This is, more or less, what Plantinga has said about *every* book that critiques religious belief. If one were to use Plantinga's standards, one could say equally correctly that there has never been a book that has made the slightest dent to naturalism.

Anonymous said...

"If one were to use Plantinga's standards, one could say equally correctly that there has never been a book that has made the slightest dent to naturalism."

In other words, naturalists are just as dogmatic about their position as theists.

Anonymous said...

Dawkins would say that Joseph was deluded to think that a real angel appeared to him in a dream and told him to flee to Egypt.

But where is Dawkins argument that what happens in dreams is not real?

God has given us reliable cognitive faculties, enabling us to discover truth.

But Dawkins does not know the mind of God, and he has only an argument from incredulity when he says that God would not create dreams as one of the many mechanisms by which we can discover truth.

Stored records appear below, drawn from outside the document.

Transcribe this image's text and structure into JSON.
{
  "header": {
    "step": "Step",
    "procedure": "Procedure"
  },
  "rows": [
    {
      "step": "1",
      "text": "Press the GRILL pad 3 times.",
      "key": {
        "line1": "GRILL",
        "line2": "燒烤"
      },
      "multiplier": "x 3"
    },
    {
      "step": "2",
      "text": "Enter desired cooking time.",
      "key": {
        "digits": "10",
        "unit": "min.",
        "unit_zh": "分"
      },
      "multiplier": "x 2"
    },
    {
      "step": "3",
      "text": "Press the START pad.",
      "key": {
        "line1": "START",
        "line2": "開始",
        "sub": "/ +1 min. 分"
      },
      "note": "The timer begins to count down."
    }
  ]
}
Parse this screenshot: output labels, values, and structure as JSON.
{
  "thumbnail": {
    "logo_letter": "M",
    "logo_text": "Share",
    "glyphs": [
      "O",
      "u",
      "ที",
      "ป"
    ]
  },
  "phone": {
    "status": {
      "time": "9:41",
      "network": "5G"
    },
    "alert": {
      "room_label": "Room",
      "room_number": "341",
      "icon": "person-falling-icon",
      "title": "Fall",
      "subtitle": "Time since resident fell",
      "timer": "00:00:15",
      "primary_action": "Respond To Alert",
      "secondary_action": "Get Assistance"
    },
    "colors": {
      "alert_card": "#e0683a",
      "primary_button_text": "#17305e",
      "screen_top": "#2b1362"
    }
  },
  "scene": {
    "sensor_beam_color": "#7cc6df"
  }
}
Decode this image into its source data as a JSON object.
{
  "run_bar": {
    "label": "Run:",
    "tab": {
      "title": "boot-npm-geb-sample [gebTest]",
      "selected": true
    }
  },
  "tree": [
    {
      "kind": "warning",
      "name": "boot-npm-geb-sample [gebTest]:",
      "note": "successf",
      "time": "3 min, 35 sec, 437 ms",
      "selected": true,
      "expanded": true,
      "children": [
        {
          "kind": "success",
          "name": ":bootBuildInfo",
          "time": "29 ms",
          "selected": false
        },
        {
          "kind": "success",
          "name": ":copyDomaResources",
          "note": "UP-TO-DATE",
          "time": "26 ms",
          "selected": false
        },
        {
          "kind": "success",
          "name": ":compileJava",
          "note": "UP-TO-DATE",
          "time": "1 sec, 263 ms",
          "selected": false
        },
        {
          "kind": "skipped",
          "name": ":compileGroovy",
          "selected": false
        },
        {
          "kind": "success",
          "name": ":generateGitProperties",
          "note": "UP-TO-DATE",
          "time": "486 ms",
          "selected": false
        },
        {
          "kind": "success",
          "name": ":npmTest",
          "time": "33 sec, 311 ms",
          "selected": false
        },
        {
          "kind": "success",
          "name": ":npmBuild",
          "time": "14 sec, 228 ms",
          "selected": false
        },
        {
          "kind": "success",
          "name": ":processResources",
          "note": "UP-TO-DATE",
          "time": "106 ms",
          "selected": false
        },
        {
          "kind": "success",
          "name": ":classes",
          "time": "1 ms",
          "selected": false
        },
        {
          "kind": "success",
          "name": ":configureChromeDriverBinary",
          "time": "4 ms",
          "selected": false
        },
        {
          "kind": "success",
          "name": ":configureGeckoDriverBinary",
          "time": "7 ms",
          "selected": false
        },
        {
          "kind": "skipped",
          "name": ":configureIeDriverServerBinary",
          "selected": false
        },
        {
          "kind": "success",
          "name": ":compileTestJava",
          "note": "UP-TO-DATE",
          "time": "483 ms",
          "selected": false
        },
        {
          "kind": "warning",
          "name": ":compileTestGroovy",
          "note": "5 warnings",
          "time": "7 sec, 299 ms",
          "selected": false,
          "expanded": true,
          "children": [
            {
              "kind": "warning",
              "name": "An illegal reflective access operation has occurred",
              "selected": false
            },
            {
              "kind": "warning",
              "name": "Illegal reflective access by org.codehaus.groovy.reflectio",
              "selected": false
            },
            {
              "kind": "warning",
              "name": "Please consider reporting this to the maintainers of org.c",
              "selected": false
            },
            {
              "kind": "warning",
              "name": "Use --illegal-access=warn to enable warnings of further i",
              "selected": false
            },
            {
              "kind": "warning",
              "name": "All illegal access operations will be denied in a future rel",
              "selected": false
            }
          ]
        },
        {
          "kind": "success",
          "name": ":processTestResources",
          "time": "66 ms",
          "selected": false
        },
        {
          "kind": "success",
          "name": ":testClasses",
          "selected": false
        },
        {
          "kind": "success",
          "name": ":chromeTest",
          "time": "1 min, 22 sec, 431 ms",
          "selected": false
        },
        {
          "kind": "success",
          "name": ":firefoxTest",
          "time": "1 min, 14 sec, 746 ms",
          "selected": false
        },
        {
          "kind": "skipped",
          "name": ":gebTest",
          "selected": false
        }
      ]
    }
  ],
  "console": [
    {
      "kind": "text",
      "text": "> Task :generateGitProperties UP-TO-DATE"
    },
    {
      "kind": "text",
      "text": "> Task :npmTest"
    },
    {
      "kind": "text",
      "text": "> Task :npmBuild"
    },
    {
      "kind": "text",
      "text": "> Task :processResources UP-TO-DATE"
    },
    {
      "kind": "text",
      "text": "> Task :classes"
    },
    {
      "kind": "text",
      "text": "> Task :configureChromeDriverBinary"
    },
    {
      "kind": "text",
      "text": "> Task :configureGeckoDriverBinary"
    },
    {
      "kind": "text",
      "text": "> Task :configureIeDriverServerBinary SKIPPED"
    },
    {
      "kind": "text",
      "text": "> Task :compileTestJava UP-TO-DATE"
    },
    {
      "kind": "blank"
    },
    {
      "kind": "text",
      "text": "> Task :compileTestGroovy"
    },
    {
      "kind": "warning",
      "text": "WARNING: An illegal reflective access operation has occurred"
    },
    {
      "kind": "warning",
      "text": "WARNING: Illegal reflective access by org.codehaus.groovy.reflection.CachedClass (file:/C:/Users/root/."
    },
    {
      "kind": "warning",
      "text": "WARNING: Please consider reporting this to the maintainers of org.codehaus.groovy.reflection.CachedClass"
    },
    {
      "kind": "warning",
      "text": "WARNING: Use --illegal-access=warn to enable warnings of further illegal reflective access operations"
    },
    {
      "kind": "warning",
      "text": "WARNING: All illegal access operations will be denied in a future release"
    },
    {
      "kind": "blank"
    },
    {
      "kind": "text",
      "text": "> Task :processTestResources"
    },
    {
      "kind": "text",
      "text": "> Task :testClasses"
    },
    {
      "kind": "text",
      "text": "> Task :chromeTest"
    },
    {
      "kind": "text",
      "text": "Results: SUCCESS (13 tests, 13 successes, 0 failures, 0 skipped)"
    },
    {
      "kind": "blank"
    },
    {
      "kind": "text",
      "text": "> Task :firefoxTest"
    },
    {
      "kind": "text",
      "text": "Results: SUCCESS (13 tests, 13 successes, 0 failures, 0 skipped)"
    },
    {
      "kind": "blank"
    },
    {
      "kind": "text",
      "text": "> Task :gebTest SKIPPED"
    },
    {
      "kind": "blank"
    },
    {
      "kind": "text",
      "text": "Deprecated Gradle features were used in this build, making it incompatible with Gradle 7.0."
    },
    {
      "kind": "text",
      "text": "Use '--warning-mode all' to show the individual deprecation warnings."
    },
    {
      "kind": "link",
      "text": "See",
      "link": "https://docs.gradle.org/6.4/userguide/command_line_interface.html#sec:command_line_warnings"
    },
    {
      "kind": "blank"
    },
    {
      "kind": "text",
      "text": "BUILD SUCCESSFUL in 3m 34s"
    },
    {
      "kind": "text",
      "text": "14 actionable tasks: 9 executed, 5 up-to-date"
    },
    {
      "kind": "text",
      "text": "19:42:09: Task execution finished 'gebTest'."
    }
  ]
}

An argument from incredulity is a basic logical fallacy that shows the amateurism of Dawkins.

Dawkins disdain for dreams reveals his naturalistic biases.

If a dream produces a belief in God, then that is just as properly basic a belief as Joseph's belief that he had to flee to Egypt to escape Herod.

Anonymous said...

Rather, that he refuses to admit that certain considerations count against religious belief. The same can be said of many non-theists, of course, but that doesn't make it right. The appropriate response, it seems to me, is for people on both sides of the debate to admit that there are pieces of evidence that should count against their positions. Mr. Reppert seems willing to grant this; I wonder why Plantinga is not.

Anonymous said...

It is a shocking calumny to suggest that Plantinga thinks there is no evidence against religious belief.

Do you really want to claim that Plantinga deals with the evidential argument from evil by saying there is no evidence? That would be a total caricature of his position.

Plantinga even came up with a new unit – the turpitude – as a way of putting the evidence against religious belief into some sort of scale and balance.

Perhaps Plantinga’s method of measuring the amount of evidence against religious belief is a rough and ready measure, it is hard to be precise about these things, but where does Dawkins even attempt to measure the amount of evidence for religious belief?

As for belief in God being a delusion, hasn’t Dawkins bothered to read Plantinga?

Plantinga says that properly basic beliefs, such as a belief in God, can only be properly basic if they have been formed in a proper manner. If you are deluded, those beliefs in God have not been formed in a proper manner and so are not properly basic beliefs.

So a properly basic belief in God cannot be a delusion , or else it would not be a properly basic belief.

Does Dawkins not understand basic concepts in theology, such as what a properly basic belief is?


C.H. said...

I absolutely believe in a higher power